During one of our walks a few weeks ago he shared with me again his frustration about the lack of ability to have meaningful conversation with his peers at school. He shared one conversation that escalated so quickly it left him dumbfounded. After no more than a question or two about an issue, the name calling started, voices were raised, and physical space was invaded. I was shocked but perhaps I shouldn’t have been. After all, what have we as adults been modeling for this next generation?
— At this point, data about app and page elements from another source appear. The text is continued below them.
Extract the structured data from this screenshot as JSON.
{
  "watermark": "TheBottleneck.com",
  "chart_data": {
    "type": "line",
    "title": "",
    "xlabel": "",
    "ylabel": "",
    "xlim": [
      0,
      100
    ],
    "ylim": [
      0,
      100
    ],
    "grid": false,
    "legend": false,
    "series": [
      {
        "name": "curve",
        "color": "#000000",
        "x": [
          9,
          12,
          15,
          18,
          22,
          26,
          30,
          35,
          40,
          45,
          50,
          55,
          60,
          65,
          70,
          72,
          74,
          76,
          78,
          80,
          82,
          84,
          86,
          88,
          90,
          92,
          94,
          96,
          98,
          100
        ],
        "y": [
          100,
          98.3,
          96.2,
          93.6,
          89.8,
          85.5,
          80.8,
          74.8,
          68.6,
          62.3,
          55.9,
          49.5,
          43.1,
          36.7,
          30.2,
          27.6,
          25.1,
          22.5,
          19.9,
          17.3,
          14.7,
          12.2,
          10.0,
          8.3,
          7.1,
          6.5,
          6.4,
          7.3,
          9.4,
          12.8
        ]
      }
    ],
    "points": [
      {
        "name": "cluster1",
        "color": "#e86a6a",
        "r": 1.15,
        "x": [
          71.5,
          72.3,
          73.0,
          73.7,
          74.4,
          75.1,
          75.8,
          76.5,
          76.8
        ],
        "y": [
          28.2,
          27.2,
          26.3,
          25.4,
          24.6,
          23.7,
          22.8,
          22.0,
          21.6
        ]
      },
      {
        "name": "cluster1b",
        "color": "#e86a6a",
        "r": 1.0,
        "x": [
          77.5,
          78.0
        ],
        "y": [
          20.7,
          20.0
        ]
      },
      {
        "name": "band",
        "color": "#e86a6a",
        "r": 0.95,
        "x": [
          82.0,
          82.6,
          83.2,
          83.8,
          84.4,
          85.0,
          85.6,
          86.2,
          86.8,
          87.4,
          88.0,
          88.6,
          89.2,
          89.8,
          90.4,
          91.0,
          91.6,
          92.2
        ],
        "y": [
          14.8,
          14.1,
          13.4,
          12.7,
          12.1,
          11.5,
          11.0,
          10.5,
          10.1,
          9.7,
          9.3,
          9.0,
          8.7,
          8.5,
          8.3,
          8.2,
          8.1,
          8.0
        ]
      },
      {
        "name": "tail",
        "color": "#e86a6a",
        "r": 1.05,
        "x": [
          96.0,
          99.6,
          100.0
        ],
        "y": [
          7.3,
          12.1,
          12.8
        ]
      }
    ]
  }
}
What are we doing? I appreciated so much Pastor Adam’s point from the sermon this weekend. “You can either influence or irritate.” You can’t do both. Lately it seems we err on the side of irritation. When we set out to prove we are right or make an inflammatory point, we lose all ability to influence anyone. I know that when someone starts a conversation with me by pointing a finger and calling me names, I tend to tune out whatever they’re saying. I bet you’re the same way.

This has been on my heart for a while now. Maybe more so as I watch it affect my children, but primarily as a follower of Jesus. It has made me be more conscious of what I post on social media. I now ask myself before I post anything, “Will this be divisive or welcome conversation?” As I monitor my intake of news and information, I ask myself, “Am I seeing both sides of this issue?” When we only take in information or engage in conversations with people who think just like us, we stop growing. We need people with differing ideas and points of view to continue to be stretched. Lastly, I ask myself, “Am I listening?”

At the end of one of our walks that I realized how important it was to affirm this with my son. I shared with him that, although we don’t always agree, I was thankful for the opportunity to talk about it and that I had learned some important things from him, and that he had challenged me to think differently on a few issues. He looked stunned.

The look on his face said more about the state of our culture than anything else could. It also made me more determined than ever to lead my conversations with love and listening, being slow to anger. Sometimes that means walking away from social media for an hour (or a day) before I post something. I’m going to choose to err on the side of love and hope that leads to influence.

I don’t always get it right (and neither will you) but together we can start to make a difference, conversation by conversation, post by post. And who knows? Maybe our world will start to look a little more like the kingdom of God as we love each other well.

© 2024 Resurrection: A United Methodist Church. All Rights Reserved.
Scripture quotations are taken from The Common English Bible ©2011. Used by permission. All rights reserved.
References

* Comment on James 3:5-6 in NIV, Cultural Backgrounds Study Bible, eBook . Zondervan. Kindle Edition.
** William Barclay, Daily Study Bible Series: The Letters of James and Peter (Revised Edition). Louisville: Westminster John Knox Press, 1976, p. 86.
*** William Barclay, Daily Study Bible Series: The Letters of James and Peter (Revised Edition). Louisville: Westminster John Knox Press, 1976, p. 84.